Most business owners and operators are aware of the importance of registering their trade marks as they help distinguish the business and protect it from competitors. Trade marks are also a business asset that grow in value as you build the reputation, goodwill and overall success of a business, making it an asset that is increasingly important to protect.
Registering a trade mark takes time. Sometimes it can feel like it takes forever but there is a reason! When an application for the registration of a trade mark is lodged, the law allows a period of 7.5 months for the process, including a period of two months during which a trade mark is advertised publicly. This is done in order to allow interested parties to file objections to the registration of a trade mark. This is called the ‘opposition period’.
Any third party can file a Notice of Intention to Oppose to IP Australia. However it must fall within at least one of the accepted grounds for opposition set out in the Trade Marks Act 1995.
What can you do if your trade mark is opposed?
If someone opposes the registration of your trade mark, you will receive a copy of the notice of intention to oppose and the statement of grounds and particulars.
If your trade mark application is opposed the onus is on you to defend your trade mark or you potentially risk losing it. If you wish to defend the opposition, you must file a notice of intention to defend within one month of receiving the statement of grounds and particulars on which your trade mark is being opposed.
Once this part of the process is done, the next step in the opposition process is evidence. A decision on the opposition will not be made until the evidence stages are complete. This is a process that needs to be completed within a three month period.
After the opponent and the applicant have exchanged evidence, a hearing may be requested by either party for a decision to be made about the trade mark registration.
The process involved in not only opposing a trade mark but in responding to an intent to oppose can be quite lengthy and complex. With trade mark matters such as these, it is wise to seek legal guidance to ensure an efficient and optimal outcome for your business.
In 1997, long before the publication of the Harry Potter book series, there was an Australian clothing company, Stepsam Investments Pty Ltd that created the name ‘harry potter’ for a line of women’s clothing.
Fast forward to 1994, their shops had sold hundreds of thousands of units of ‘harry potter’ clothing and by the year ended 30 June 1998 they had achieved sales exceeding $9,000,000. In 1998, they applied to IP Australia to register the trade mark ‘harry potter’ in respect to clothing. Even though at this point in time the first JK Rowling book has been published, it was yet to become a publishing phenomenon.
However, in due course, Time Warner opposed Stepsam’s application to register the trade mark ‘harry potter’. At first the Registrar of Trade Marks dismissed the opposition and permitted the application to proceed. Time Warner chose to appeal this decision with a modification that required Stepsam’s trade mark to be limited to adults’ clothing.
Stepsam rejected this, arguing that it was entitled to have the trade mark registered in relation to all types of clothing.
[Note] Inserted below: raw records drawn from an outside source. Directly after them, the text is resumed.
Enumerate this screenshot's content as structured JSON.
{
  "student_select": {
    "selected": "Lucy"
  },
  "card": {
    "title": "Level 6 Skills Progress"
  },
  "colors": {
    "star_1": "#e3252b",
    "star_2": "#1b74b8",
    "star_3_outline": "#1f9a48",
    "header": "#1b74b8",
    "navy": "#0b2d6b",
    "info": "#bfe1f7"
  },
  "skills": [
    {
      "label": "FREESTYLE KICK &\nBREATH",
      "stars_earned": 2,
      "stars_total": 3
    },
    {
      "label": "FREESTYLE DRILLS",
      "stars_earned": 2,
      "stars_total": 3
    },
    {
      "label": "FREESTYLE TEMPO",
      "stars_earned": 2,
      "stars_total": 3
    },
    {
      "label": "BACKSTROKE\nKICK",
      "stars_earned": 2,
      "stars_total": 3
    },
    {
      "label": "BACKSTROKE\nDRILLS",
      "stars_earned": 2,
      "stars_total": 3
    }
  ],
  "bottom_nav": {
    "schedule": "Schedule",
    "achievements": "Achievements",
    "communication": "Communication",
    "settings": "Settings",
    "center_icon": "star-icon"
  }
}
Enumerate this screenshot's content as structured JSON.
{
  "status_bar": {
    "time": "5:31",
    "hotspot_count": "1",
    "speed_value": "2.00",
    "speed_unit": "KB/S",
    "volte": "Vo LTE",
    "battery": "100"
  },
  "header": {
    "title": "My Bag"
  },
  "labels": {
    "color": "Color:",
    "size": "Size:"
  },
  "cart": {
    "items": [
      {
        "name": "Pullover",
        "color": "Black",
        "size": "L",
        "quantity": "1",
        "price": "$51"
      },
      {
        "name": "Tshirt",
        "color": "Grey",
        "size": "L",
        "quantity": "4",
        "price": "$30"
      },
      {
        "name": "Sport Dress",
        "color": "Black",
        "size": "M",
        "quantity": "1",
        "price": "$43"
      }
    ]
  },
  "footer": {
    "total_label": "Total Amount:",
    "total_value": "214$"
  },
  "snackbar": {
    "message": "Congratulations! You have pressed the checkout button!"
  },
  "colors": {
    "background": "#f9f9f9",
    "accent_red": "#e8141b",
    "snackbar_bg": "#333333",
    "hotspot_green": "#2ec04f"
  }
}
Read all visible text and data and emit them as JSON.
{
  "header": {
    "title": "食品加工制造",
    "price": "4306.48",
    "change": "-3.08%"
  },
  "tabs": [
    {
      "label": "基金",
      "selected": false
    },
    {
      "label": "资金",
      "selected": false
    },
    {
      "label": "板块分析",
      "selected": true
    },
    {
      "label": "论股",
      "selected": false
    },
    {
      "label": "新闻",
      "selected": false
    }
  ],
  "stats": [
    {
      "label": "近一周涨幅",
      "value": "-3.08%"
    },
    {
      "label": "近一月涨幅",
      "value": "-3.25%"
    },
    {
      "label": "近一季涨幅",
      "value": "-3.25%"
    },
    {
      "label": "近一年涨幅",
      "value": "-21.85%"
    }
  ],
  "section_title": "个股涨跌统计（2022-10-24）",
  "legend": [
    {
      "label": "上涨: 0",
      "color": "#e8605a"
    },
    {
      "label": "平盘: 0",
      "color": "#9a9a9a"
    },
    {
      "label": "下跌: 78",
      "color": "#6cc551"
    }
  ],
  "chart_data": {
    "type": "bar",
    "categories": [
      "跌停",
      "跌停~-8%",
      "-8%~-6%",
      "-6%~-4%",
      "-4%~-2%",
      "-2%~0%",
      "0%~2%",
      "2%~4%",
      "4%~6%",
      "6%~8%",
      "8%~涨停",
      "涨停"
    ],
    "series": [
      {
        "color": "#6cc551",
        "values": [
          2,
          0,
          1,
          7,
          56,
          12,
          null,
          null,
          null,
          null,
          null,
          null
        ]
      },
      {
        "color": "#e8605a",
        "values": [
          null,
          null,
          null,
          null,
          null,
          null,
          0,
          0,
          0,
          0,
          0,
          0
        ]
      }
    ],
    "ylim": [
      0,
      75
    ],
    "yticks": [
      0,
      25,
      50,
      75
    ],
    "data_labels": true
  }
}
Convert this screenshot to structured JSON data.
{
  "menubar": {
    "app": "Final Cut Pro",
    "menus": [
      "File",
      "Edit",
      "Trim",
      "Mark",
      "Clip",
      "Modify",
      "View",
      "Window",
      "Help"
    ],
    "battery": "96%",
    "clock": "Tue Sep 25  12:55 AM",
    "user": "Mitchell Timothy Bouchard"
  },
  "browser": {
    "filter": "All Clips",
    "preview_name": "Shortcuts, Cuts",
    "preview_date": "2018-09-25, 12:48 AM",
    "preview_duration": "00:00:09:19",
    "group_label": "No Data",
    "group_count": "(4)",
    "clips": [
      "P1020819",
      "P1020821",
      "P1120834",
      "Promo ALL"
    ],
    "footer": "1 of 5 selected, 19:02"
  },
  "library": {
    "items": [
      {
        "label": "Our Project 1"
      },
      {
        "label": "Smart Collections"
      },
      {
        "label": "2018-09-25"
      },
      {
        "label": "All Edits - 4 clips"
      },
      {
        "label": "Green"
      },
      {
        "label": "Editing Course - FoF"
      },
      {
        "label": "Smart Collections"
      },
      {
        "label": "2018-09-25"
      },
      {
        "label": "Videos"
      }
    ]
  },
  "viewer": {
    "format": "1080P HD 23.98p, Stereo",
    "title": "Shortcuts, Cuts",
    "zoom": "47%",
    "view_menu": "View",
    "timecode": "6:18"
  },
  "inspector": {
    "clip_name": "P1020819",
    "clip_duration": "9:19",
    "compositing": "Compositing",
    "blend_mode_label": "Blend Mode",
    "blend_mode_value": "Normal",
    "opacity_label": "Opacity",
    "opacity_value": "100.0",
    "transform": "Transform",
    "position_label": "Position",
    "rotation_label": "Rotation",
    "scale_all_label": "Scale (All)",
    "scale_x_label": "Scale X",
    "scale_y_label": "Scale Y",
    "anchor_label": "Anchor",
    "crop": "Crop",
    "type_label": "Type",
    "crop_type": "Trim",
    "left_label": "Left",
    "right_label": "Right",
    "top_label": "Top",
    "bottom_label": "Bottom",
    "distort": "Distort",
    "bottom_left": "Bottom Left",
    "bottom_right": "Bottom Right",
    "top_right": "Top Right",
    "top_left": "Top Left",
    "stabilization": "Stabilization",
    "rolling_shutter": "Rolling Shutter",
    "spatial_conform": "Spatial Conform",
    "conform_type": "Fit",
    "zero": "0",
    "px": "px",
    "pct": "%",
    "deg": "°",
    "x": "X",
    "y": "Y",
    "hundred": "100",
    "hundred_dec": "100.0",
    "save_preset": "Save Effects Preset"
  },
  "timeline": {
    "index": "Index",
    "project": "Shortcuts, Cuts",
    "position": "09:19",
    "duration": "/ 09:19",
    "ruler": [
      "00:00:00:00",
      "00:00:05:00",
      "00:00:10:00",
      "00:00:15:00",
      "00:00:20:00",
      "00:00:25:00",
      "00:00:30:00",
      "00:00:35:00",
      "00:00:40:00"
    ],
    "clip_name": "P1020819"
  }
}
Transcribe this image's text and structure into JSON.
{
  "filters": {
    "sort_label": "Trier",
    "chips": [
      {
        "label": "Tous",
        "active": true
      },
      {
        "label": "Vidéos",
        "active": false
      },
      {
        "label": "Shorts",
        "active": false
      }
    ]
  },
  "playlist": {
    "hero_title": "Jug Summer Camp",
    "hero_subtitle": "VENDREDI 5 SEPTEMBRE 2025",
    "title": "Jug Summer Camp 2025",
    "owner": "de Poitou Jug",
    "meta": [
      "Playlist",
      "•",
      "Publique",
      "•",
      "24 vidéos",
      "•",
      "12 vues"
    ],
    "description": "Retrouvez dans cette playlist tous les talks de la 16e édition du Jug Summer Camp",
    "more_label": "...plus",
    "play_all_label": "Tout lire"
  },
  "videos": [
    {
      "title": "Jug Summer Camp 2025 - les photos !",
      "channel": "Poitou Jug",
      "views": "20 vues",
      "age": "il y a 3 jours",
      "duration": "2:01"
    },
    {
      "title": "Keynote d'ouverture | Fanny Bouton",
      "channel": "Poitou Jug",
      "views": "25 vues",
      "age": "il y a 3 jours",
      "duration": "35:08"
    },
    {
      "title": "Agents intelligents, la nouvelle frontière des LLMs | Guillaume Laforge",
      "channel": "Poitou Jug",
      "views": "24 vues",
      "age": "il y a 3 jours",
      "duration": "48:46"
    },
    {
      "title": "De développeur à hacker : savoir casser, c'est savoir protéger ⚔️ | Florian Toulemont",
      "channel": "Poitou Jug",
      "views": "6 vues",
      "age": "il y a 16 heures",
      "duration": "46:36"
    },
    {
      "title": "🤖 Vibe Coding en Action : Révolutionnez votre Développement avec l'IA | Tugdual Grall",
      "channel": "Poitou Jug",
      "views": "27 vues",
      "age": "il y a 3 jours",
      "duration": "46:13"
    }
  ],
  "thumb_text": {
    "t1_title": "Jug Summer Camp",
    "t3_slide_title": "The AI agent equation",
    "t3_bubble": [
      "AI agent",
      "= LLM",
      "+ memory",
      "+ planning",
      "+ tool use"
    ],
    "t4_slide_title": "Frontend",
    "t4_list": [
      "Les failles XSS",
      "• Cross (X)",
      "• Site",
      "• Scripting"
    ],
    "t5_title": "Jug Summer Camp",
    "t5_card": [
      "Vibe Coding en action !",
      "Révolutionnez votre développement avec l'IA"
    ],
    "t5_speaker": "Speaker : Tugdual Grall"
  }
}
An argument they won. They continue to own the trade mark ‘harry potter’ to this day.
The morale of the story? Protecting your IP and trade marks is essential. Thanks to Stepsam’s proactive approach to protecting and defending their own IP and business, they were able to reach a positive outcome for their business, even against an international organisation the size of Time Warner.
If you have any questions or would like assistance with your trade mark, please contact the team at Antcliffe Scott.